By Yvo de Boer, UNFCCC Executive Secretary
UN Climate Change Conference in Bali last year was historic. There was a great
desire of Parties to make progress, huge public awareness and a sense of joint purpose and
common ownership of the outcome. With regard to the future, the conference delivered what it was
supposed to do: the launch of negotiations to craft a new international climate change
agreement by the end of 2009, whilst setting a clear roadmap for these talks. The meeting
delivered immediate results which were particularly important for developing countries, not least in
the areas of adaptation funding, technology transfer and reducing emissions from deforestation. And
the conference established a timetable for negotiations on the new emission targets for
industrialized countries under the Kyoto Protocol, along with defining the scope and content of the
upcoming review of the Protocol.
With less than two years to go to craft an agreement on international action on climate change that
measures up to what the international scientific community has told us is needed, we will need to
pull out all the stops. The Copenhagen agreement will need to map-out emission limitation
commitments, agree essential action to adapt to the inevitable impacts of climate change and mobilise
the necessary financing and technological innovation to these ends - a tall order. The first meeting
of the new subsidiary body to take this work forward, the Ad Hoc Working Group on Long-Term
Cooperative Action (AGLCA), will take place in early spring. This meeting will be critical to set out
a detailed work plan for the next two years. What is required is an agenda that identifies the areas
that need to be further clarified, the work that needs to be done and where external input is
The need for a global ‘Climate Change Marshall Plan’
The best way
to move forward may be to focus the initial attention on what financial and technological
arrangements can be put in place that link industrialized reduction commitments to developing
countries action. One of the groundbreaking outcomes of Bali was that developing countries indicated
that they are willing to implement stringent energy efficiency measures and adaptation policies. They
also indicated that they need financial and technical assistance to do so. The more ambitious the
commitments by rich countries, the more engagement can be expected from developing countries. And the
more engagement developing countries are willing to sign up to, the more ambitious commitments we can
expect from the industrialized world.
One of the key challenges over the next two years will be to develop a financial and technical
architecture that forms the glue between developing country actions and industrialized country
commitments. What we need is a global ‘Climate Change Marshall Plan’, that will
spur green, low carbon economic growth all around the world, particularly in developing countries
with have an enormous hunger for energy. It would be good to use this first year of the process
to develop a sound understanding of the toolbox at the world’s disposal before the climate
change process moves on to agreement on who does precisely what.
The road to Copenhagen as an open process
The Bali Action Plan calls for the
road to Copenhagen to be an open process - open to the private sector, international organisations
and civil society. This offers opportunities for the business community, along with international
financial institutions, to contribute. With private investments constituting 86% of investment and
financial flows related to climate change, businesses are key to the solution. The business sector

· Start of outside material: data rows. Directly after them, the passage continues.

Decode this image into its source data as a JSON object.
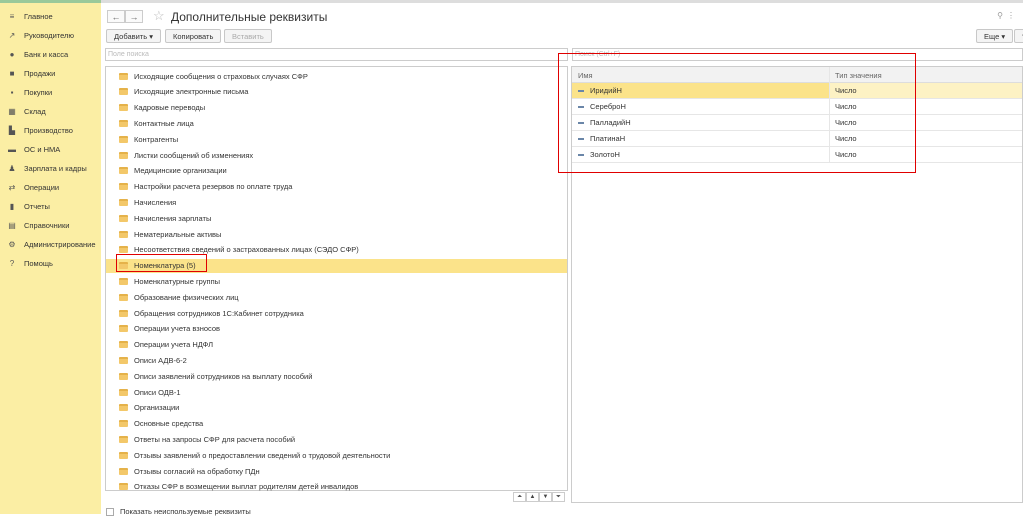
{
  "sidebar": {
    "items": [
      {
        "label": "Главное",
        "icon": "menu-icon",
        "glyph": "≡"
      },
      {
        "label": "Руководителю",
        "icon": "trend-icon",
        "glyph": "↗"
      },
      {
        "label": "Банк и касса",
        "icon": "bank-icon",
        "glyph": "●"
      },
      {
        "label": "Продажи",
        "icon": "bag-icon",
        "glyph": "■"
      },
      {
        "label": "Покупки",
        "icon": "cart-icon",
        "glyph": "▪"
      },
      {
        "label": "Склад",
        "icon": "warehouse-icon",
        "glyph": "▦"
      },
      {
        "label": "Производство",
        "icon": "factory-icon",
        "glyph": "▙"
      },
      {
        "label": "ОС и НМА",
        "icon": "assets-icon",
        "glyph": "▬"
      },
      {
        "label": "Зарплата и кадры",
        "icon": "people-icon",
        "glyph": "♟"
      },
      {
        "label": "Операции",
        "icon": "operations-icon",
        "glyph": "⇄"
      },
      {
        "label": "Отчеты",
        "icon": "reports-icon",
        "glyph": "▮"
      },
      {
        "label": "Справочники",
        "icon": "books-icon",
        "glyph": "▤"
      },
      {
        "label": "Администрирование",
        "icon": "gear-icon",
        "glyph": "⚙"
      },
      {
        "label": "Помощь",
        "icon": "help-icon",
        "glyph": "?"
      }
    ]
  },
  "header": {
    "title": "Дополнительные реквизиты",
    "back": "←",
    "forward": "→",
    "star": "☆",
    "link": "🔗",
    "more": "⋮"
  },
  "toolbar": {
    "add": "Добавить ▾",
    "copy": "Копировать",
    "paste": "Вставить",
    "more": "Еще ▾",
    "help": "?"
  },
  "left": {
    "search_placeholder": "Поле поиска",
    "items": [
      "Исходящие сообщения о страховых случаях СФР",
      "Исходящие электронные письма",
      "Кадровые переводы",
      "Контактные лица",
      "Контрагенты",
      "Листки сообщений об изменениях",
      "Медицинские организации",
      "Настройки расчета резервов по оплате труда",
      "Начисления",
      "Начисления зарплаты",
      "Нематериальные активы",
      "Несоответствия сведений о застрахованных лицах (СЭДО СФР)",
      "Номенклатура (5)",
      "Номенклатурные группы",
      "Образование физических лиц",
      "Обращения сотрудников 1С:Кабинет сотрудника",
      "Операции учета взносов",
      "Операции учета НДФЛ",
      "Описи АДВ-6-2",
      "Описи заявлений сотрудников на выплату пособий",
      "Описи ОДВ-1",
      "Организации",
      "Основные средства",
      "Ответы на запросы СФР для расчета пособий",
      "Отзывы заявлений о предоставлении сведений о трудовой деятельности",
      "Отзывы согласий на обработку ПДн",
      "Отказы СФР в возмещении выплат родителям детей инвалидов"
    ],
    "pager": [
      "⏶",
      "▲",
      "▼",
      "⏷"
    ],
    "show_unused": "Показать неиспользуемые реквизиты"
  },
  "right": {
    "search_placeholder": "Поиск (Ctrl+F)",
    "columns": [
      "Имя",
      "Тип значения"
    ],
    "rows": [
      {
        "name": "ИридийН",
        "type": "Число"
      },
      {
        "name": "СереброН",
        "type": "Число"
      },
      {
        "name": "ПалладийН",
        "type": "Число"
      },
      {
        "name": "ПлатинаН",
        "type": "Число"
      },
      {
        "name": "ЗолотоН",
        "type": "Число"
      }
    ]
  },
  "colors": {
    "sidebar": "#fbeea4",
    "selected": "#fbe38a",
    "highlight": "#e00000"
  }
}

can for example, in the course of this year and the next, explain its view on technology transfer and
what Copenhagen needs to include in that regard, along with contributing to the design of sectoral
approaches to climate change and helping to write financial language into the final deal.
Furthermore, multilateral organisations can spur green, low carbon growth in developing
countries by mainstreaming climate change into the development agenda. Here, UN organisations such as
the World Bank and UNDP are called upon to provide input. Other UN agencies will for example need to
say what is required in areas of disaster risk assessment and disaster strategy management. An
important opportunity to further engage other organisations in the fight against climate change will
be the review of the UN’s Millennium Development Goals later this year.
Other crucial meetings this year
In addition to this, there will be other
meetings of crucial relevance to the UN climate change process in the course of 2008. In July, Japan
will host a G8 Summit in Hokkaido where climate change will be one of the major agenda items. In the
run up to this Summit, three US-led Major Economies Meetings will take place. Both processes can
provide important input to the UNFCCC process and help things move forward on the road to Copenhagen.
The G8 could focus on the commitments that industrialized countries are willing to take on, including
the issue of intermediate targets. Last year August in Vienna, all Kyoto Parties agreed that the IPCC
emission reduction target of minus 25 to minus 40% should be used as the range to guide further talks
on further commitments by rich countries. The EU has already set itself an ambitious medium-term
target and it would be appropriate if the Hokkaido G8 Summit would show a similar level of ambition.
Businesses are looking for clarity to make the right investment decisions, especially when they have
to decide on investments in capital stock that is going to be here for the next two to three decades.
Clear medium term policy signals are therefore essential.
No time to lose
It is clear that the international climate change process faces
a huge challenge to get to the international climate change deal in Copenhagen within the
extremely tight deadline set at Bali. I am confident this is achievable, if we organise the process
well and if we pull together. But we have no time to lose.